Shakespeare, like any great writer, is a product of his time period. The Elizabethan period was an incredibly rich time full of changes. The English language itself was changing at a rapid pace as new words were added frequently.
When Richard Brubage built the Theatre in Shoreditch, it brought about a great change for theatre companies. They now had a permanent home. Other theatre managers saw the practicality of this and it wasn't long before the south bank of the Thames had several commercial theatre. These theatres needed plays and educated men began to write for the theatre.
Shakespeare himself attended Edward VI school in Stratford-upon-Avon where he received a good education. At that time education was quite rigorous and despite the fact that he did not get a university degree, he was well versed in classical knowledge. His influences include, Ovid, Holingshed, and Plutarch.
The young playwright was also influenced by his contemporary, Christopher Marlowe. It was Marlowe who was the most successful of the University Wits at using blank verse. Along with Thomas Kyd, they used Seneca's closet dramas as a model and they brought violence onto the public stage. Thomas Kyd's Revenge's Tragedy was one of the most popular plays of the period, probably due to the high on stage body count.

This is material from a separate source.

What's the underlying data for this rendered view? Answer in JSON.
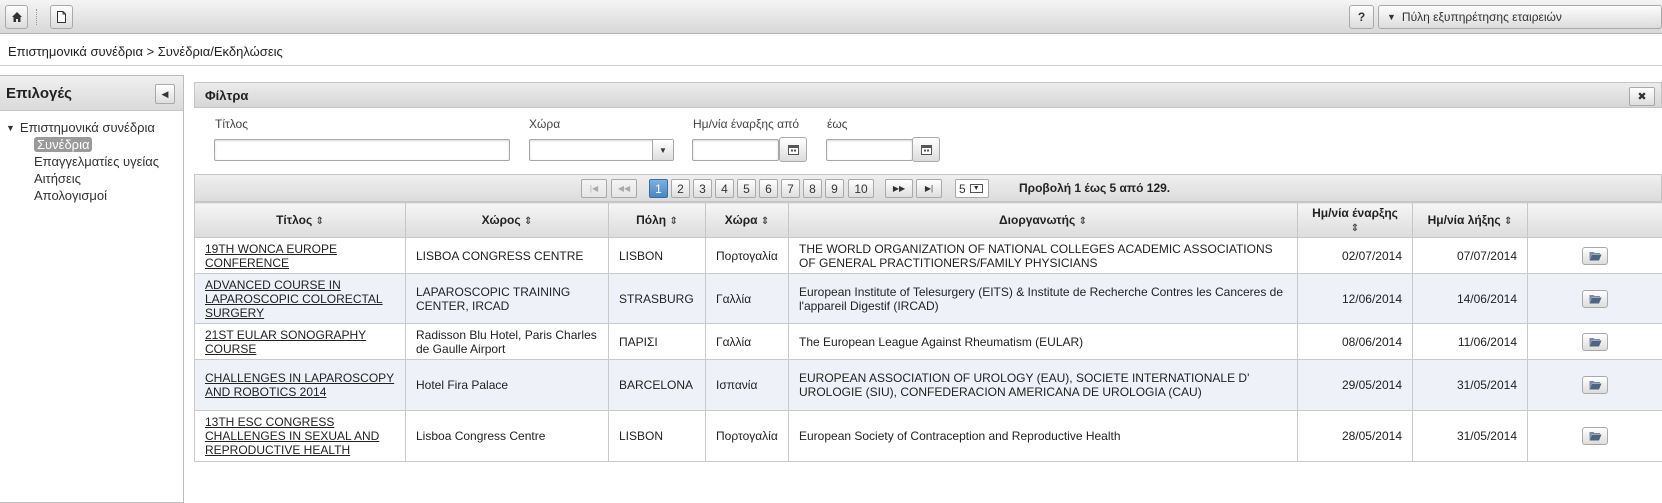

Shakespeare was also an amazing observer of the people around him. The result were characters that were believable and real. They were very human struggling with very real problems.
Like all great writers, Shakespeare was influenced by many factors. One was the changing world in which he lived. By this I mean the changing religion through the turbulent years of the Tudors concerning Catholicism and Church of England. Under Elizabeth I, England emerged in 1588 as a major power. He was also influenced by his education and the books that he read and the people he talked to. Finally, using his keen powers of observation, he was able to create memorable plays and characters to populate them.
There was not just one influence on this great writer but many.
I would say that Shakespeare was a naturally intuitive person, and he was more sensitive to the surroundings around him. Because of this, he could create something wonderful out of what others could consider the completely mundane activities of his society.
We’ve answered 301,223 questions. We can answer yours, too.Ask a question